* The task *
All of the data below is to be output without alteration.

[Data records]
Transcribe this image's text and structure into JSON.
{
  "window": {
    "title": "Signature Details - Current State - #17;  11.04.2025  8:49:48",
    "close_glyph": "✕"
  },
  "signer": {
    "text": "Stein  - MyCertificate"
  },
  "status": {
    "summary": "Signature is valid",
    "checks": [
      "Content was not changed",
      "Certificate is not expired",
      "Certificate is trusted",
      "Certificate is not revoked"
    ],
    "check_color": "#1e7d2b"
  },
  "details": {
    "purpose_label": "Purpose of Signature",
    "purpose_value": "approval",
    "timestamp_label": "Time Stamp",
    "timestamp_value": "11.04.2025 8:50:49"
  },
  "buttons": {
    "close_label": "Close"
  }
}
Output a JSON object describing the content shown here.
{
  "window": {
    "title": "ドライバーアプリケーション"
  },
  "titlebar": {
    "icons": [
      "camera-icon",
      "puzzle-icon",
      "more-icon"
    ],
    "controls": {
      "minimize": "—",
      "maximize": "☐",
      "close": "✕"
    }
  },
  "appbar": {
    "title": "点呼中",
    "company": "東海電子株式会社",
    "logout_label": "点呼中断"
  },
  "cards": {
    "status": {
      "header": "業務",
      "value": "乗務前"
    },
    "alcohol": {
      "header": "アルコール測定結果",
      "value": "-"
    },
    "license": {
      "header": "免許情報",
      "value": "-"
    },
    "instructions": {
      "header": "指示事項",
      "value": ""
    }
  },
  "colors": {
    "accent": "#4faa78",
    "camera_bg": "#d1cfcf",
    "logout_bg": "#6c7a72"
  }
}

* Solution below *
Transcribe this image's text and structure into JSON.
{
  "window": {
    "title": "Signature Details - Current State - #17;  11.04.2025  8:49:48",
    "close_glyph": "✕"
  },
  "signer": {
    "text": "Stein  - MyCertificate"
  },
  "status": {
    "summary": "Signature is valid",
    "checks": [
      "Content was not changed",
      "Certificate is not expired",
      "Certificate is trusted",
      "Certificate is not revoked"
    ],
    "check_color": "#1e7d2b"
  },
  "details": {
    "purpose_label": "Purpose of Signature",
    "purpose_value": "approval",
    "timestamp_label": "Time Stamp",
    "timestamp_value": "11.04.2025 8:50:49"
  },
  "buttons": {
    "close_label": "Close"
  }
}
Output a JSON object describing the content shown here.
{
  "window": {
    "title": "ドライバーアプリケーション"
  },
  "titlebar": {
    "icons": [
      "camera-icon",
      "puzzle-icon",
      "more-icon"
    ],
    "controls": {
      "minimize": "—",
      "maximize": "☐",
      "close": "✕"
    }
  },
  "appbar": {
    "title": "点呼中",
    "company": "東海電子株式会社",
    "logout_label": "点呼中断"
  },
  "cards": {
    "status": {
      "header": "業務",
      "value": "乗務前"
    },
    "alcohol": {
      "header": "アルコール測定結果",
      "value": "-"
    },
    "license": {
      "header": "免許情報",
      "value": "-"
    },
    "instructions": {
      "header": "指示事項",
      "value": ""
    }
  },
  "colors": {
    "accent": "#4faa78",
    "camera_bg": "#d1cfcf",
    "logout_bg": "#6c7a72"
  }
}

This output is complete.